### Try it:
All the entries need to be quoted exactly, apart from the pictures, which you should drop.

### Records for the exercise:
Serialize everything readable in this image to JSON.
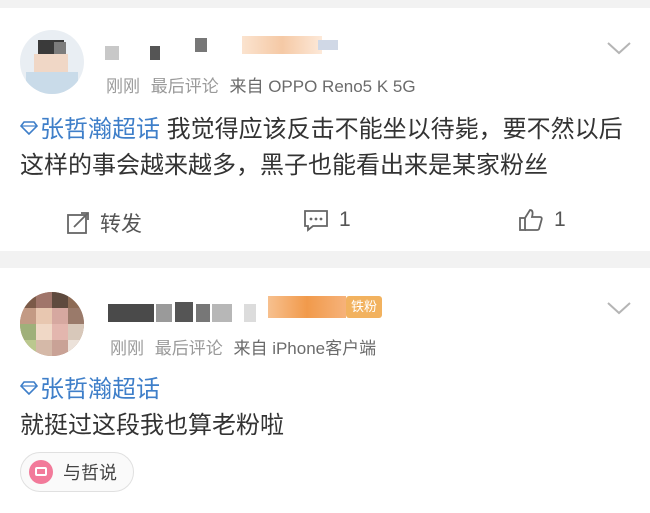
{
  "posts": [
    {
      "time": "刚刚",
      "sort_label": "最后评论",
      "source": "来自 OPPO Reno5 K 5G",
      "topic": "张哲瀚超话",
      "text": "我觉得应该反击不能坐以待毙，要不然以后这样的事会越来越多，黑子也能看出来是某家粉丝",
      "actions": {
        "repost": "转发",
        "comment": "1",
        "like": "1"
      }
    },
    {
      "time": "刚刚",
      "sort_label": "最后评论",
      "source": "来自 iPhone客户端",
      "badge": "铁粉",
      "topic": "张哲瀚超话",
      "text": "就挺过这段我也算老粉啦",
      "chip": "与哲说"
    }
  ],
  "colors": {
    "topic": "#3f7fc9",
    "meta": "#9a9a9a",
    "badge": "#f0a33a"
  },
  "icons": [
    "chevron-down-icon",
    "gem-icon",
    "repost-icon",
    "comment-icon",
    "like-icon",
    "chat-chip-icon"
  ]
}
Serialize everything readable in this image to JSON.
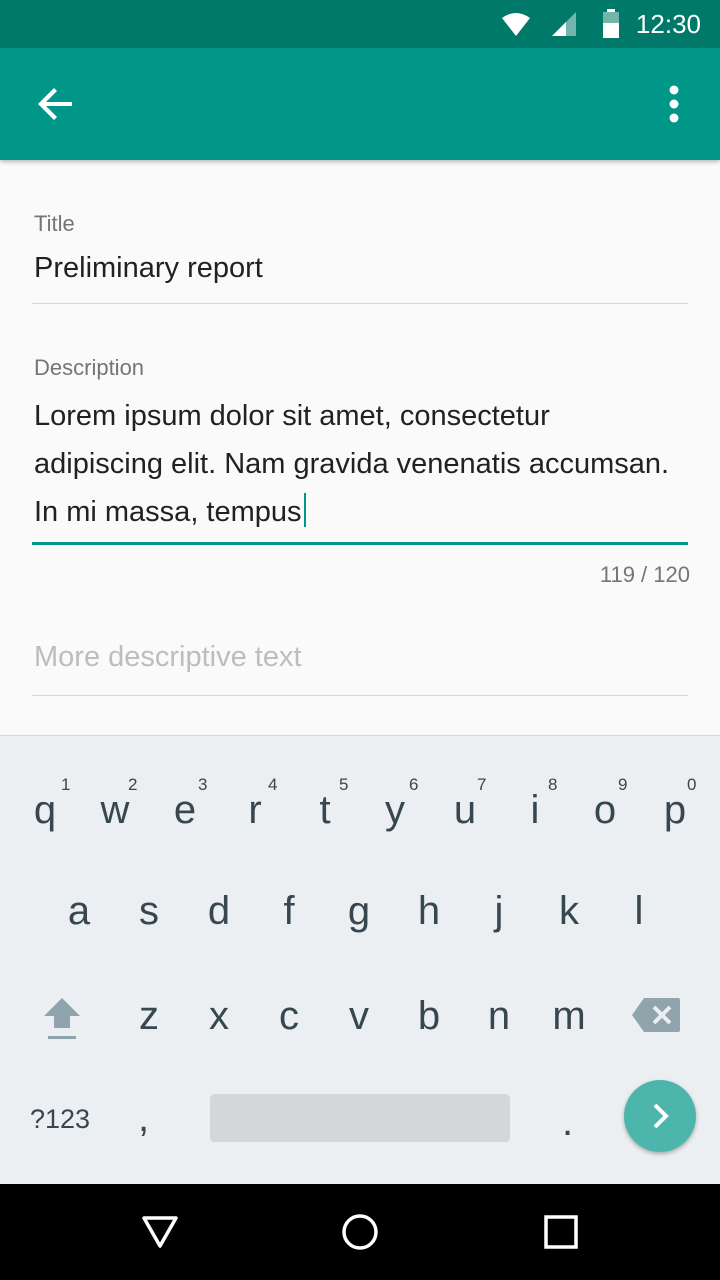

### Exercise result:
Serialize everything readable in this image to JSON.
{
  "posts": [
    {
      "time": "刚刚",
      "sort_label": "最后评论",
      "source": "来自 OPPO Reno5 K 5G",
      "topic": "张哲瀚超话",
      "text": "我觉得应该反击不能坐以待毙，要不然以后这样的事会越来越多，黑子也能看出来是某家粉丝",
      "actions": {
        "repost": "转发",
        "comment": "1",
        "like": "1"
      }
    },
    {
      "time": "刚刚",
      "sort_label": "最后评论",
      "source": "来自 iPhone客户端",
      "badge": "铁粉",
      "topic": "张哲瀚超话",
      "text": "就挺过这段我也算老粉啦",
      "chip": "与哲说"
    }
  ],
  "colors": {
    "topic": "#3f7fc9",
    "meta": "#9a9a9a",
    "badge": "#f0a33a"
  },
  "icons": [
    "chevron-down-icon",
    "gem-icon",
    "repost-icon",
    "comment-icon",
    "like-icon",
    "chat-chip-icon"
  ]
}
Serialize everything readable in this image to JSON.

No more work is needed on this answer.